What immediately struck you from what you read? I’ve prayed about, thought on, and read these verses every day this past week. One day, when I was feeling frustrated, I was struck by, “The Lord is near.” I thought about what it means to me that God is close by my side. Another day, I needed reminded to rejoice in the Lord always. My car broke down this past week and had to be towed to the dealer and suddenly I wasn’t rejoicing. I needed to be reminded that I have a lot to be thankful for, and maybe I should focus on that since whatever is wrong with my car is wrong and stressing over it isn’t going to make a bit of difference. Another day, I was struck that we’re to pray in “everything” and to pray with thanksgiving. Don’t pray and wait and then give thanks. Pray always with thanks. That changes the focus of my prayer. And yesterday, I wondered what it means that God’s peace will “guard” my heart and mind. Not just be in my heart and mind, but guard it.
Here is my challenge for you this week. Take the bulletin home and put it on your refrigerator or your end table or wherever you will see it daily. Every day, whether in the morning, at noon, or at night, pray – read – reflect, on these verses. Let’s do this as a church. Let God speak to you through these verses. Make some notes each day on the message you hear most clearly. Consider making this way of reading the Bible part of your daily walk with God. It will restore your soul.
God, we have seen the damage that storms and stresses can cause in our lives and in our church. The past couple of years have been especially difficult and if we are being honest, at times it seems impossible that anything beautiful or good can come from such storms. We know within our hearts that this isn’t the end of the story, that you have something far greater to come, but some days it’s hard to see. God, we ask today for your healing presence in our lives. We pray restoration and peace. We place our hope and trust in you, knowing that because you see all that is, was, and is to come, you will do what is best.
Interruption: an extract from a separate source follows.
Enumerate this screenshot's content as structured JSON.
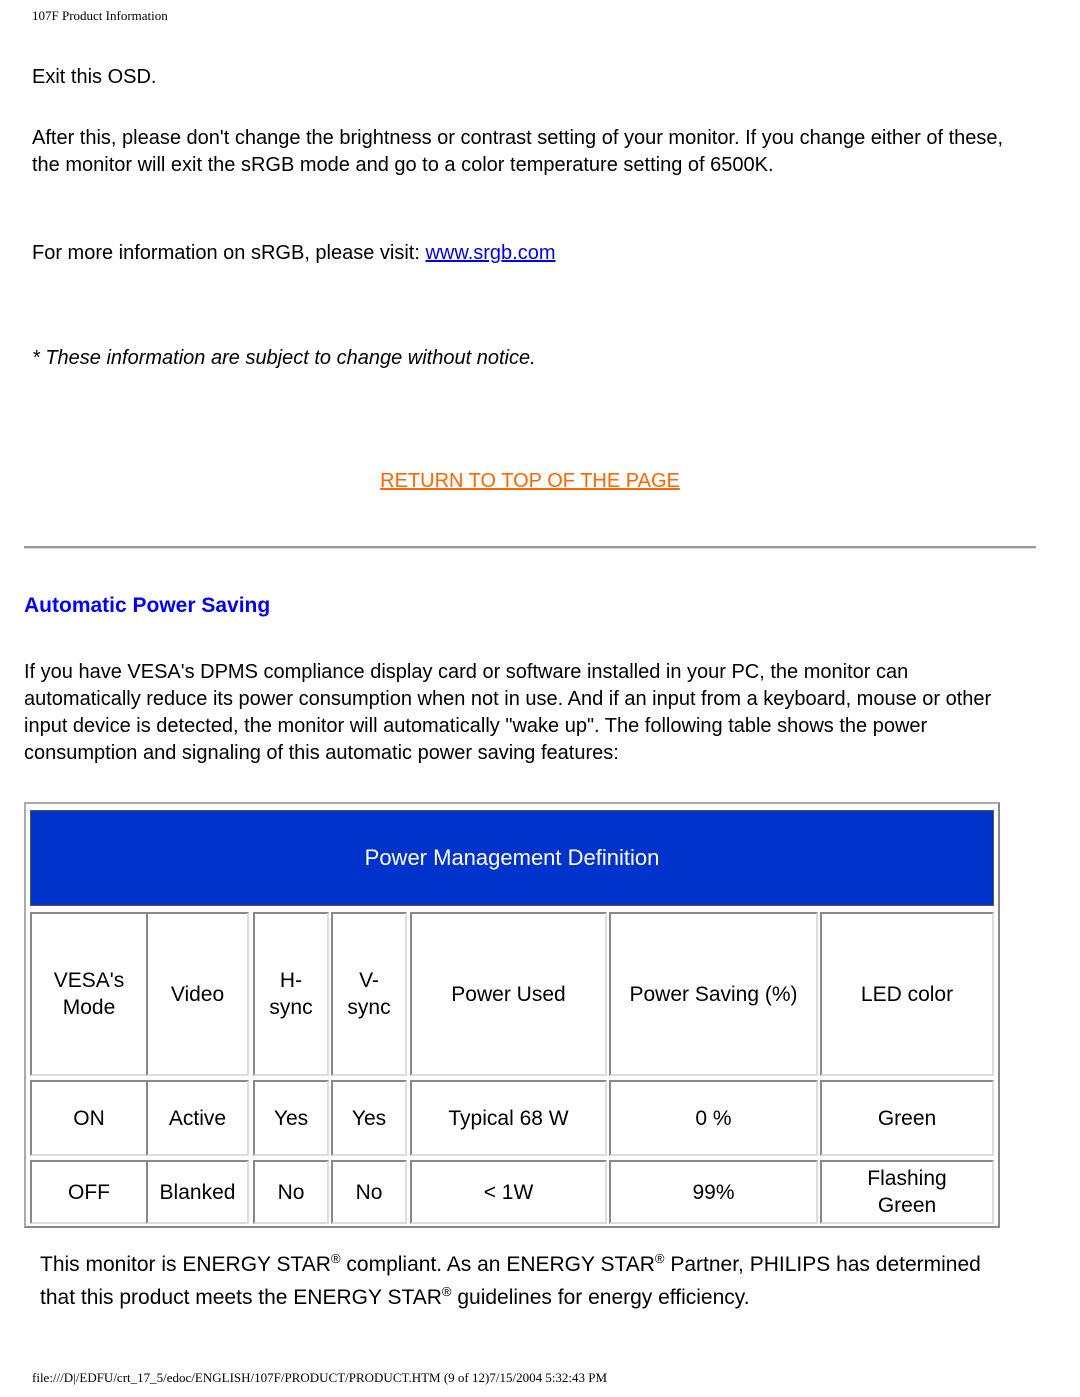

Restore the faith, hope, and joy of each person here today and restore the faith, hope, and joy of our church. In Jesus' name, Amen.
1 Comments on this post: